Just when it looked like weather conditions couldn’t get any worse in Texas, a new wildfire burning outside of Austin destroyed nearly 800 homes in the past few days. This came on the heels of the state's hottest and driest summer in recorded history, with many parts of the state smashing all-time records by wide margins. Yesterday, Texas state climatologist John Nielsen-Gammon announced this was the hottest summer on record for Texas — and the hottest summer ever for any U.S. state, based on preliminary numbers — and last month he declared Texas is in the midst of its worst one-year drought on record. The blend of hot weather and parched land has made for perfect fire conditions, and this has been the worst year for Texas wildfires in over a decade. Nearly 3.6 million acres of the “Lone Star State” have burned so far this year, an area roughly the size of Connecticut.
The heat and drought are record-breaking, but how unusual are they? According to Nielsen-Gammon’s own blog, it’s in a category unto itself:
“The year 2011 continues the recent trend of being much warmer than the historical precipitation-temperature relationship would indicate, although with no previous points so dry it’s hard to say exactly what history would say about a summer such as this one. Except that this summer is way beyond the previous envelope of summer temperature and precipitation,” Nielson-Gammon wrote.
In Texas, the summer of 2011 has been both the hottest and driest on record. The drought has cost billions in economic losses, mainly due to agricultural impacts and from wildfires. Credit: John Nielsen-Gammon, Texas State Climatologist.
Not only is this summer the hottest (highest up on the graph) and the driest (farthest to the left), but it also appears to have a more significant connection between the temperature and drought than what’s been seen before.
The exceptional drought in Texas and neighboring states set in almost a year ago, when La Niña conditions were present in the tropical Pacific Ocean, with cooler-than-average ocean temperatures that helped alter global weather patterns. Typically, La Niña years are accompanied by below average rainfall in the American Southwest.
Since the spring, every month in Texas has been among that month's top ten driest on record, and by summer’s peak, there was virtually no moisture left in the ground, says Victor Murphy, the climate service program manager for the National Weather Service’s southern region. Without moisture to help keep the ground cool, he explains, temperatures soared.
“In this case, the drought certainly came first,” says Murphy, “but the drought begets heat, and the heat begets more drought. It’s an extreme leading to more extremes.”
The current drought is worse than any other that most Texans can remember, and it also comes after nearly a decade of drought across most of the Southwest.

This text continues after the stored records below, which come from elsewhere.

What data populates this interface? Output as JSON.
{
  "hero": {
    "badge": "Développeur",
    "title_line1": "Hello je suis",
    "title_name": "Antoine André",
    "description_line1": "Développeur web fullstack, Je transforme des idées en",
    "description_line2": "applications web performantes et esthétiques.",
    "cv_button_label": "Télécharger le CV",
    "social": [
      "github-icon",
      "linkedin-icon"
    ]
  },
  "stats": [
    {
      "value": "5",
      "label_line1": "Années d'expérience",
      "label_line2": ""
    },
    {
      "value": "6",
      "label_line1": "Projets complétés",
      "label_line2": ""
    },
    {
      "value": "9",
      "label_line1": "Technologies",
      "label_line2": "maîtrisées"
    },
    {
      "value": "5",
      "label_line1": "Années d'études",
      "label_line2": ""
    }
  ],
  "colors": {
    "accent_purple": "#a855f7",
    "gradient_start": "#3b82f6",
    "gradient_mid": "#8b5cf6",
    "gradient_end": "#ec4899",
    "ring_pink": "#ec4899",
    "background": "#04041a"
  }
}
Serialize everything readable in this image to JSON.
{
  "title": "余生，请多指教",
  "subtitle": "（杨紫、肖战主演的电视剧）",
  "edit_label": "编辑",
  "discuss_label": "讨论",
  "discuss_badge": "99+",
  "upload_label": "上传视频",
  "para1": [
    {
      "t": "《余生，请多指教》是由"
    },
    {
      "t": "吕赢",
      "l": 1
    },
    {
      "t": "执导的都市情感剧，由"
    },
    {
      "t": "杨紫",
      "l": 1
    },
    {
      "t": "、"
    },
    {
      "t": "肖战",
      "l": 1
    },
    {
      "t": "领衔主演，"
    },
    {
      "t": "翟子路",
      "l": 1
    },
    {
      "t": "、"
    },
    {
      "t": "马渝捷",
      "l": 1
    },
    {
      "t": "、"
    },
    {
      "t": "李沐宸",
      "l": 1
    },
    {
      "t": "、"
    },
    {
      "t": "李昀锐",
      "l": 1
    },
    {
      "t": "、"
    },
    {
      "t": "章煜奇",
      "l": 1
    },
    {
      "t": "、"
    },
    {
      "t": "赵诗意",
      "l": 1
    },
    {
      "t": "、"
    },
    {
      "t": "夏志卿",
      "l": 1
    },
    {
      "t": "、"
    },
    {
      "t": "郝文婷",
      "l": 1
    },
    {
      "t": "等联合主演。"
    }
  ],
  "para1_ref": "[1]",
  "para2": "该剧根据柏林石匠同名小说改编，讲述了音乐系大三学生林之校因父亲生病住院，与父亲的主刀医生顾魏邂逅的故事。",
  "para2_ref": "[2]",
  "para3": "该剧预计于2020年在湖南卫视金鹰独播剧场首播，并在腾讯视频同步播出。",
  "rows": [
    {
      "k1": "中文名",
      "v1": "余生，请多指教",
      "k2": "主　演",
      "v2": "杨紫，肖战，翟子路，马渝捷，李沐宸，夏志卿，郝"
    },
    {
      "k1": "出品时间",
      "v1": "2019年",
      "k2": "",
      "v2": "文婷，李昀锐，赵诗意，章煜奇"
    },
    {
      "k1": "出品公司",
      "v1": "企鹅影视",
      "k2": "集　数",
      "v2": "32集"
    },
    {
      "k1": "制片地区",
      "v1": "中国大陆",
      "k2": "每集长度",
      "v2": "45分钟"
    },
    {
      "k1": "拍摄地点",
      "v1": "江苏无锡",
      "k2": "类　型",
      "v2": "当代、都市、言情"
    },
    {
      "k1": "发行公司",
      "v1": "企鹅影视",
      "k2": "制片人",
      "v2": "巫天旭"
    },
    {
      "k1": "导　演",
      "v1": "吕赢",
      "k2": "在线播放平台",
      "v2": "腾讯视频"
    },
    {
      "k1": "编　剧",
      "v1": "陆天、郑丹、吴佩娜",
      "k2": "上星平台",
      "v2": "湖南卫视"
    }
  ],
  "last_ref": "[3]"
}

According to climate scientist Richard Seager of Columbia University’s Lamont Doherty Earth Observatory, it’s very hard to say how much human-induced climate change has contributed to this year’s scorching temperatures, drought, and related wildfires in Texas. But Seager says that, while La Niña, as well as warm waters in the tropical North Atlantic Ocean, have been the main causes of the extreme drought, there is also evidence that the region is drying as a consequence of manmade global warming.
Texas is in the midst of its worst recorded one-year drought. Scientists say that climate change may have amplified the drought, which was otherwise caused by natural climate variability. Credit: MyEyeSees/flickr.
“The human-induced components of this [ongoing drought] so far are pretty weak, but I think it’s there,” Seager says. Even in the absence of La Niña’s natural effects, he explains that global warming is making areas like Texas drier than they were for much of the last century. “What you have is background drying, and then the natural variability superimposed on it.”
Moreover, average temperatures in Texas are on the rise. Over the entire year, Texas has been about 1.5°F warmer than it was in the 1980s and 1990s. That doesn’t sound like a big difference, but over several years, the warmer temperatures exacerbate the increasing aridity. And that’s not all.
“These are fairly small changes in average temperature, but even small changes can produce very big changes in extreme events,” says Jerry Meehl, a climate scientist at the National Center for Atmospheric Research (NCAR), during a press briefing today on this year's billion-dollar extreme weather events. For example, because the Texas region has become drier, and average temperatures are warmer than they used to be, the region was likely more susceptible to severe drought brought by La Niña than it would have been a few decades ago.
“When climate change and natural variability happen in the same direction, that’s when records get broken,” says NCAR climatologist Kevin Trenberth.
At the moment, climate models predict that La Niña may stage a comeback this winter, which means the Texas drought could continue. Eventually, however, Seager says the tropical Pacific will warm up and the worst of this drought will subside. “We don’t expect it to be this dry consistently,” he says. “This won’t be what the climate will be like throughout the 21st century.”
On the other hand, Seager says that climate change, driven by increasing amounts of greenhouse gases in our atmosphere, is tilting the scales in favor of future droughts that may look like this one. “The human induced component is making years like this one more likely.”